“It’s yet to be determined where it will go, but it will probably go across the street,” curator Leslie Norman said of the museum.
The society operates both the Old General Store and Hoffman shop.
Norman said the society has been told both buildings will need to be moved back from the road to create enough space for the proposed changes to the road, and for temporary traffic lanes during construction.
The society has not been told how far back the buildings would be moved, but Norman said there may not be enough room at the General Store site.
And, she asks, can the General Store, which sits on a crawlspace, be moved?
Can the garage, which sits on a slab foundation, be moved?
How would the garage site be accessed by the public if the underpass proceeds?
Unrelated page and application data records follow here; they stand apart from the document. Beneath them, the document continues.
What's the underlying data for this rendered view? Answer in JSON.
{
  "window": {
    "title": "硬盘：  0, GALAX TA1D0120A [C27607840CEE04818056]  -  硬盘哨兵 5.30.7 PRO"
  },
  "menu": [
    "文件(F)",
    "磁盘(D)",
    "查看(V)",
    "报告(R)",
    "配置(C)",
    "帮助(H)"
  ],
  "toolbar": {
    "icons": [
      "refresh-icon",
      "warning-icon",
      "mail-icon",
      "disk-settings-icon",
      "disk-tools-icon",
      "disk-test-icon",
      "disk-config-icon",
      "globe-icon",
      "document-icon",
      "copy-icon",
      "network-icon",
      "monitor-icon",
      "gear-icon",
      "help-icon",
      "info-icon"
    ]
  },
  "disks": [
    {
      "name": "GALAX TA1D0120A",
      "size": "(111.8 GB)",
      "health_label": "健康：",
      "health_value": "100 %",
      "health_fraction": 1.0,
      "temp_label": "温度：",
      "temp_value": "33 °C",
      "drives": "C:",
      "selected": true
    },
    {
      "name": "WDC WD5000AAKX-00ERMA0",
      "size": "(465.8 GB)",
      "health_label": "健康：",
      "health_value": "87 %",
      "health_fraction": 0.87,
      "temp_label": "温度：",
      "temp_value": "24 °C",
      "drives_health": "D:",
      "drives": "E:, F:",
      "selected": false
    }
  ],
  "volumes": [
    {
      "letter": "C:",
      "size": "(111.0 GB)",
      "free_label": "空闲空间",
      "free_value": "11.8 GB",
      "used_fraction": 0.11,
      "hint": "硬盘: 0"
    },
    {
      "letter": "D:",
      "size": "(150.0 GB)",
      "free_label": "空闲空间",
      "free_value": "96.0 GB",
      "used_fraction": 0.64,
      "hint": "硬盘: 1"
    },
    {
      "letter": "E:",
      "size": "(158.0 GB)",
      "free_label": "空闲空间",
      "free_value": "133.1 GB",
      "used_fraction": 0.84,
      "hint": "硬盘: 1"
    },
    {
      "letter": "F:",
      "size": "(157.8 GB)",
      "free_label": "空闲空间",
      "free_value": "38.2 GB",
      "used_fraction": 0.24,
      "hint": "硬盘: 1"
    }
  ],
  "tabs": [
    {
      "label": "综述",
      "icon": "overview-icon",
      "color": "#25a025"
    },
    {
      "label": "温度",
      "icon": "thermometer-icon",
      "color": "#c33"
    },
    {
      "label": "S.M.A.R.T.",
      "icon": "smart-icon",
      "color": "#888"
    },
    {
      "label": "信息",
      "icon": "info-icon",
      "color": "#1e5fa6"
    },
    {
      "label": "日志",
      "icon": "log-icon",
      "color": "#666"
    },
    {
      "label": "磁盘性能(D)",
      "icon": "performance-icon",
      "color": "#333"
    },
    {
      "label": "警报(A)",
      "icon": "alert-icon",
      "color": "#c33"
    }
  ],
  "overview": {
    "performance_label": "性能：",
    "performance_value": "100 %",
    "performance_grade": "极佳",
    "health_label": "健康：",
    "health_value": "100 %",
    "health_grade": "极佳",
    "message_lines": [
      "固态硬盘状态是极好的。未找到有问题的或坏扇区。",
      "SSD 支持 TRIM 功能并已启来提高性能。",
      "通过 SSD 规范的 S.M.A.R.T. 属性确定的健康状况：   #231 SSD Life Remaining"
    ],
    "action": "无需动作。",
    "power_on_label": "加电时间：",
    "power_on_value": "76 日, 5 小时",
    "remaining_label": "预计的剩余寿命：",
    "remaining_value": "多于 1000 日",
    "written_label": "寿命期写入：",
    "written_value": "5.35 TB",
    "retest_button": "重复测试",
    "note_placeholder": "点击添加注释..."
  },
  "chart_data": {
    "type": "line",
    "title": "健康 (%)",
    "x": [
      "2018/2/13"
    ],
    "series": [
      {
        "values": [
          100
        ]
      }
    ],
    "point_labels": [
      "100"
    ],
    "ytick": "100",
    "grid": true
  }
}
Norman said the buildings both have additions and the society has yet to hear from an engineer whether moving them is possible. The costs of doing so are also not known, or who would pay.
“The society is small, and we don’t have any money to put toward it,” said Norman.
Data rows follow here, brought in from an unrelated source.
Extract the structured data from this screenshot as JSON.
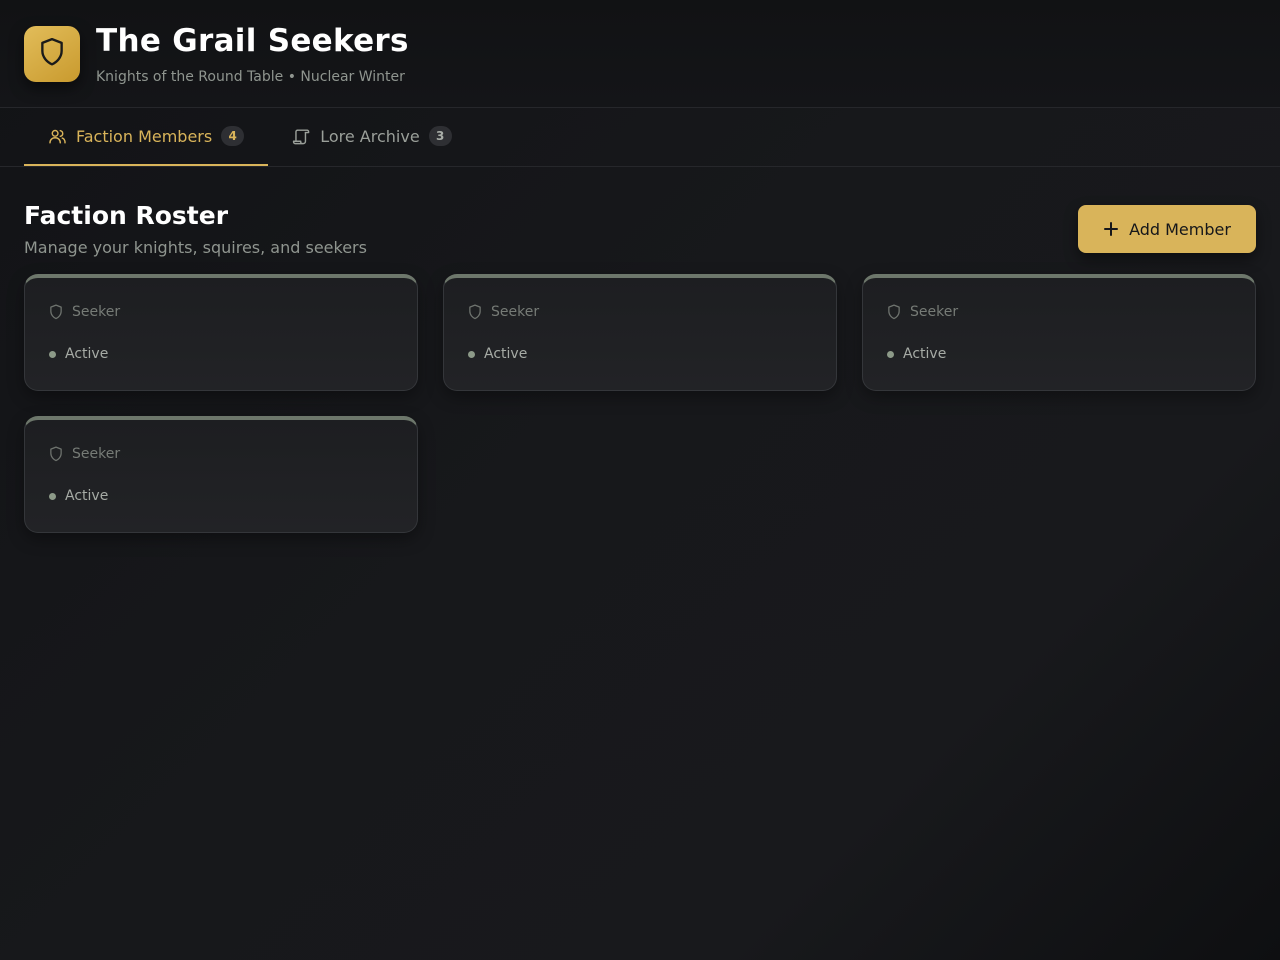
{
  "app": {
    "title": "The Grail Seekers",
    "subtitle": "Knights of the Round Table • Nuclear Winter",
    "logo_icon": "shield-icon",
    "accent_color": "#d9b45a"
  },
  "tabs": [
    {
      "label": "Faction Members",
      "count": "4",
      "icon": "users-icon",
      "active": true
    },
    {
      "label": "Lore Archive",
      "count": "3",
      "icon": "scroll-icon",
      "active": false
    }
  ],
  "section": {
    "title": "Faction Roster",
    "subtitle": "Manage your knights, squires, and seekers",
    "add_button_label": "Add Member"
  },
  "members": [
    {
      "role": "Seeker",
      "status": "Active"
    },
    {
      "role": "Seeker",
      "status": "Active"
    },
    {
      "role": "Seeker",
      "status": "Active"
    },
    {
      "role": "Seeker",
      "status": "Active"
    }
  ]
}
“And we need to know engineering-wise if it can be done,” she added.
“This was all a pipe-dream a month ago.”
The federal government and Vancouver Fraser Port Authority have both contributed approximately two-thirds of the cost of the new railway infrastructure, and CPR is in negotiations about the remaining funding.
Norman said the General Store sits on a pie-shaped lot, with the wide end facing Harris Rd. Moving it back from the street would eliminate all visitor parking.
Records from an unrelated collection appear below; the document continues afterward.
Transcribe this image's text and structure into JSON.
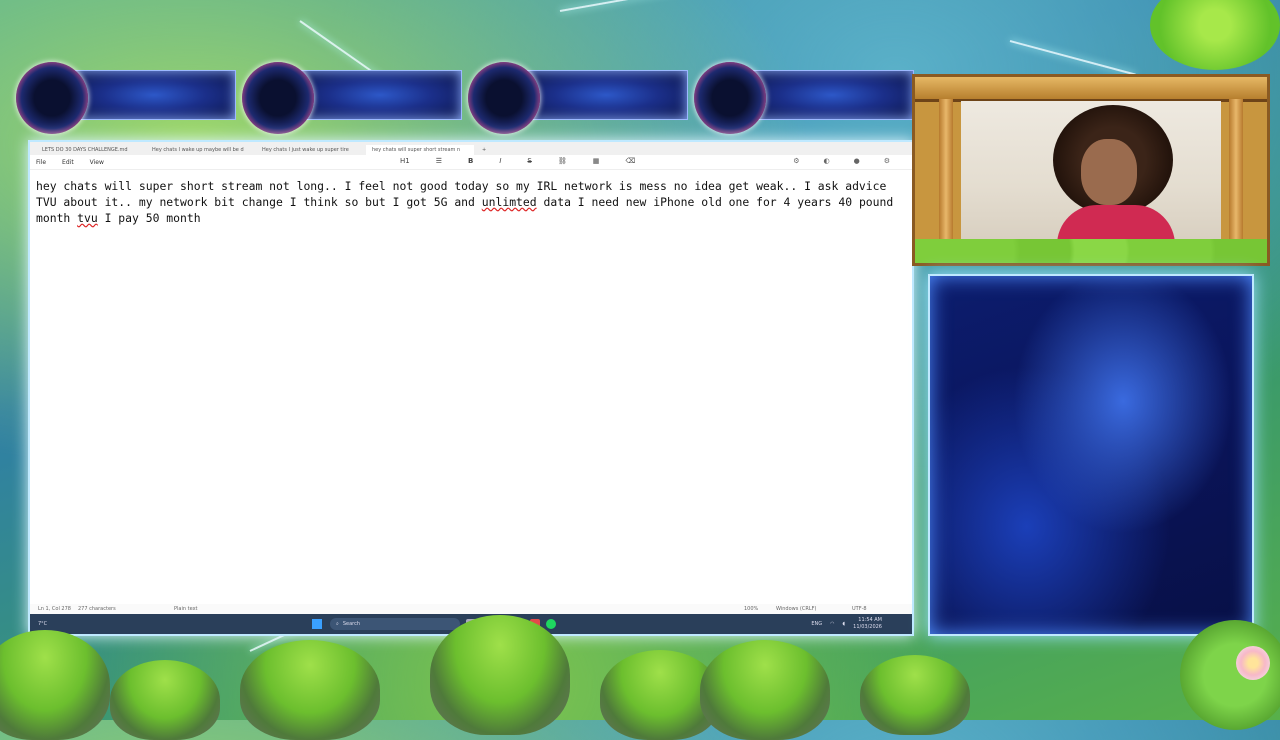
{
  "notepad": {
    "tabs": [
      "LETS DO 30 DAYS CHALLENGE.md",
      "Hey chats I wake up maybe will be d",
      "Hey chats I just wake up super tire",
      "hey chats will super short stream n"
    ],
    "tab_add": "+",
    "menu": {
      "file": "File",
      "edit": "Edit",
      "view": "View"
    },
    "format": {
      "heading": "H1",
      "bold": "B",
      "italic": "I",
      "strike": "S"
    },
    "content": {
      "part1": "hey chats will super short stream not long.. I feel not good today so my IRL network is mess no idea get weak.. I ask advice TVU about it.. my network bit change I think so but I got 5G and ",
      "misspelled1": "unlimted",
      "part2": " data I need new iPhone old one for 4 years 40 pound month ",
      "misspelled2": "tvu",
      "part3": " I pay 50 month"
    },
    "status": {
      "position": "Ln 1, Col 278",
      "characters": "277 characters",
      "format": "Plain text",
      "zoom": "100%",
      "line_ending": "Windows (CRLF)",
      "encoding": "UTF-8"
    }
  },
  "taskbar": {
    "weather": "7°C",
    "search_placeholder": "Search",
    "language": "ENG",
    "time": "11:54 AM",
    "date": "11/03/2026"
  }
}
The city owns the lot, having purchased it in 1997 as a derelict former store, that was used by squatters.
The society has operated out of the site since 1998, officially opening on Pitt Meadows Day that year.
The society owns the artifacts.
A better solution, said Norman, might be to move it across the street, and create a “heritage corner.”
The society owns the Hoffman Garage site, which is one acre in size, and is bordered by both Hoffman park and a one-acre lot to the south, which is owned by the city, and includes a caretaker’s residence adjacent to the garage.
So there is potentially a lot of room to operate there.
“From a staffing point of view, clearly it’s an advantage not to do a roundabout route from one building to the other,” said Norman.
The museum society has started a new facilities committee, made up of herself and four board members. The chair of the committee is Rick Higgs.
The board will be walking the site with Gateway officials in the near future. It is also planning to meet with engineers this month.
Mayor Bill Dingwall said the property issues have been dealt with by council in closed meetings, so he is not at liberty to discuss moving the museum.
“The city owns the building, and we have a real vested interest in taking care of it,” Dingwall added.
He said the museum was moved from a different location to its current site, and a consultant has told council both buildings can be moved.
Dingwall said the city will work with the museum society and other interested parties on the new sites for the heritage buildings.
“It will be a real legacy piece if we can make it all happen,” he said.
For her part, Norman will be preparing for the disruption to come, focused on moving some 3,000 artifacts as well as the community archives from the museum building.
This summer, a student will be given the task of boxing and securing the artifacts that are not on exhibit.
Norman said the society is committed to the preservation of both buildings and their contents.